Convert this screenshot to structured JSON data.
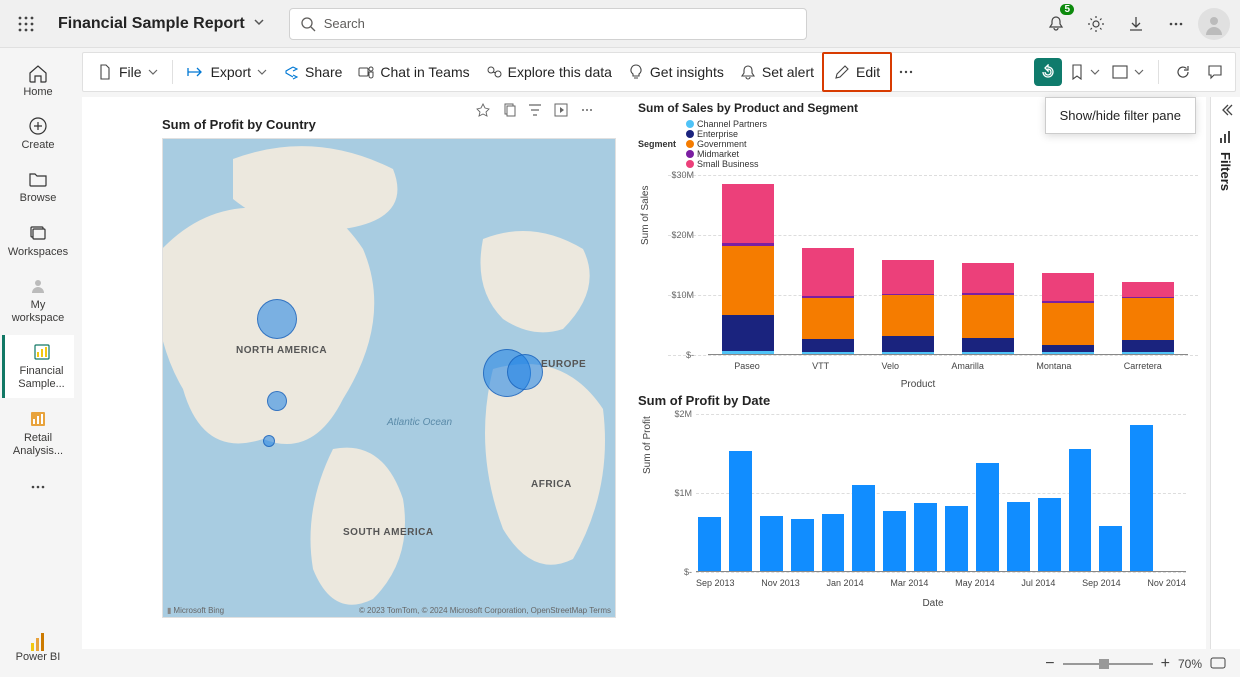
{
  "header": {
    "workspace_title": "Financial Sample Report",
    "search_placeholder": "Search",
    "notifications_count": "5"
  },
  "leftnav": {
    "items": [
      {
        "label": "Home"
      },
      {
        "label": "Create"
      },
      {
        "label": "Browse"
      },
      {
        "label": "Workspaces"
      },
      {
        "label": "My workspace"
      },
      {
        "label": "Financial Sample..."
      },
      {
        "label": "Retail Analysis..."
      }
    ],
    "footer": "Power BI"
  },
  "actionbar": {
    "file": "File",
    "export": "Export",
    "share": "Share",
    "teams": "Chat in Teams",
    "explore": "Explore this data",
    "insights": "Get insights",
    "alert": "Set alert",
    "edit": "Edit"
  },
  "tooltip": "Show/hide filter pane",
  "map": {
    "title": "Sum of Profit by Country",
    "continents": {
      "na": "NORTH AMERICA",
      "sa": "SOUTH AMERICA",
      "eu": "EUROPE",
      "af": "AFRICA"
    },
    "ocean": "Atlantic Ocean",
    "attrib_left": "Microsoft Bing",
    "attrib_right": "© 2023 TomTom, © 2024 Microsoft Corporation, OpenStreetMap  Terms"
  },
  "filters_label": "Filters",
  "zoom_pct": "70%",
  "chart_data": [
    {
      "type": "bar",
      "title": "Sum of Sales by Product and Segment",
      "legend_title": "Segment",
      "xlabel": "Product",
      "ylabel": "Sum of Sales",
      "ylim": [
        0,
        35
      ],
      "yticks": [
        "$-",
        "$10M",
        "$20M",
        "$30M"
      ],
      "categories": [
        "Paseo",
        "VTT",
        "Velo",
        "Amarilla",
        "Montana",
        "Carretera"
      ],
      "series": [
        {
          "name": "Channel Partners",
          "color": "#4fc3f7",
          "values": [
            0.5,
            0.4,
            0.4,
            0.3,
            0.3,
            0.3
          ]
        },
        {
          "name": "Enterprise",
          "color": "#1a237e",
          "values": [
            7.0,
            2.5,
            3.2,
            2.8,
            1.5,
            2.5
          ]
        },
        {
          "name": "Government",
          "color": "#f57c00",
          "values": [
            13.5,
            8.0,
            7.8,
            8.4,
            8.2,
            8.0
          ]
        },
        {
          "name": "Midmarket",
          "color": "#7b1fa2",
          "values": [
            0.6,
            0.4,
            0.3,
            0.3,
            0.3,
            0.3
          ]
        },
        {
          "name": "Small Business",
          "color": "#ec407a",
          "values": [
            11.5,
            9.4,
            6.6,
            6.0,
            5.5,
            3.0
          ]
        }
      ]
    },
    {
      "type": "bar",
      "title": "Sum of Profit by Date",
      "xlabel": "Date",
      "ylabel": "Sum of Profit",
      "ylim": [
        0,
        2.2
      ],
      "yticks": [
        "$-",
        "$1M",
        "$2M"
      ],
      "categories": [
        "Sep 2013",
        "Oct 2013",
        "Nov 2013",
        "Dec 2013",
        "Jan 2014",
        "Feb 2014",
        "Mar 2014",
        "Apr 2014",
        "May 2014",
        "Jun 2014",
        "Jul 2014",
        "Aug 2014",
        "Sep 2014",
        "Oct 2014",
        "Nov 2014",
        "Dec 2014"
      ],
      "x_tick_labels": [
        "Sep 2013",
        "Nov 2013",
        "Jan 2014",
        "Mar 2014",
        "May 2014",
        "Jul 2014",
        "Sep 2014",
        "Nov 2014"
      ],
      "values": [
        0.75,
        1.67,
        0.77,
        0.73,
        0.8,
        1.2,
        0.84,
        0.95,
        0.9,
        1.5,
        0.96,
        1.02,
        1.7,
        0.62,
        2.03,
        0
      ],
      "color": "#118dff"
    }
  ]
}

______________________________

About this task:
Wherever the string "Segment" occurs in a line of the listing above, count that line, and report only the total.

Result:
2